"""

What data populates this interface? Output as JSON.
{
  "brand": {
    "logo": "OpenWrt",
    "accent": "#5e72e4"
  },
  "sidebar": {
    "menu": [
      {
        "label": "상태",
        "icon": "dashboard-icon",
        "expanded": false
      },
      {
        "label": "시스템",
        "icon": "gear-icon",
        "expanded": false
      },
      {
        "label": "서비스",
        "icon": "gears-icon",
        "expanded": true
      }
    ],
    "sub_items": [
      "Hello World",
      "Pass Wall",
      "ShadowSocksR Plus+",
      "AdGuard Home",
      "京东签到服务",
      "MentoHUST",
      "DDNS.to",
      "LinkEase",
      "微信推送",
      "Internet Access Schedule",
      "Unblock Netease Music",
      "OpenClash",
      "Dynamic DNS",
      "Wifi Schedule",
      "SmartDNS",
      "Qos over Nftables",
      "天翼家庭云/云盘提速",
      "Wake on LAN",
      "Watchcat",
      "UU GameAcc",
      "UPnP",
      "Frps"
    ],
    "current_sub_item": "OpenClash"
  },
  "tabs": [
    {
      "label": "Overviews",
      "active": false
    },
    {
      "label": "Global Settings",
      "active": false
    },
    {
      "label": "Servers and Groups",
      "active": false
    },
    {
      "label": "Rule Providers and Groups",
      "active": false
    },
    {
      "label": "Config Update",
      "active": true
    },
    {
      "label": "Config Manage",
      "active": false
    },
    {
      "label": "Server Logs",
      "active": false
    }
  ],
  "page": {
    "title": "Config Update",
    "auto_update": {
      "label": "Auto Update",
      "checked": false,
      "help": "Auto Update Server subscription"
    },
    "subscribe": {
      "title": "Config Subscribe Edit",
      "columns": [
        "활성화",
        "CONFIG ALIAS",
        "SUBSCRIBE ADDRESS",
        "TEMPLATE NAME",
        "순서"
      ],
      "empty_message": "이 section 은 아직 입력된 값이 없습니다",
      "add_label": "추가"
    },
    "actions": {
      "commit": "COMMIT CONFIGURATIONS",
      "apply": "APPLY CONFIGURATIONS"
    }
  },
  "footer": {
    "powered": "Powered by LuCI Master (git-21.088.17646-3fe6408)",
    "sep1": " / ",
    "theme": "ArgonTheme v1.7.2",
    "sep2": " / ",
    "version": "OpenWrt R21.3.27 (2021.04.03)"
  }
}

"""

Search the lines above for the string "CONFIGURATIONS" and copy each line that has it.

      "commit": "COMMIT CONFIGURATIONS",
      "apply": "APPLY CONFIGURATIONS"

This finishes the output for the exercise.